*What is required*
Go through the lines below and copy any that hold the string "value".

--- Given records ---

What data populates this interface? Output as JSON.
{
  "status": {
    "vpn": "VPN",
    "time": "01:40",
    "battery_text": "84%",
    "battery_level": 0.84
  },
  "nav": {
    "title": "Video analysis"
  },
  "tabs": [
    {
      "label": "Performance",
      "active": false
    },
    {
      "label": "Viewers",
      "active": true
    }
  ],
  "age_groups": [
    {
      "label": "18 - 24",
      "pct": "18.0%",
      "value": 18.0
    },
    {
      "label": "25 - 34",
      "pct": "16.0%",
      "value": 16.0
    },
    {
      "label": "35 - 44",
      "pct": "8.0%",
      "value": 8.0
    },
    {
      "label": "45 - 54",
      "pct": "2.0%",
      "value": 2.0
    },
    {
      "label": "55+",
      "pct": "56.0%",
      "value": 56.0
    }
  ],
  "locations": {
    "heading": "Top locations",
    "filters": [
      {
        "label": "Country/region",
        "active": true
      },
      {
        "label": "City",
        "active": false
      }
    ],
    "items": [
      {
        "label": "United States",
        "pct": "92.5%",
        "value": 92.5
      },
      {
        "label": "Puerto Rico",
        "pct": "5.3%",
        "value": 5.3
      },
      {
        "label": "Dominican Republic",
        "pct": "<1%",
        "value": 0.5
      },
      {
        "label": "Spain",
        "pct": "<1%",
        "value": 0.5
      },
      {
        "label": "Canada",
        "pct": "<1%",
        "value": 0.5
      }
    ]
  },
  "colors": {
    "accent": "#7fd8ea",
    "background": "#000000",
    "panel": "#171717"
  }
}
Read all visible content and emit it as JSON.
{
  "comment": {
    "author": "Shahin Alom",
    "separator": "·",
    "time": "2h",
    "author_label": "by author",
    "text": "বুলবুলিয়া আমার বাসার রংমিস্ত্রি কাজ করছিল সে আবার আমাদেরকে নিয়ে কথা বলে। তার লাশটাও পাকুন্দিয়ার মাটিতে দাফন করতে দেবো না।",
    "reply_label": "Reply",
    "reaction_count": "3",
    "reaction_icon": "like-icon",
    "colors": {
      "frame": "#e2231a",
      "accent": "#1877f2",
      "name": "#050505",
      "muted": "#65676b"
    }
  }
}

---

*Your solution*
      "value": 18.0
      "value": 16.0
      "value": 8.0
      "value": 2.0
      "value": 56.0
        "value": 92.5
        "value": 5.3
        "value": 0.5
        "value": 0.5
        "value": 0.5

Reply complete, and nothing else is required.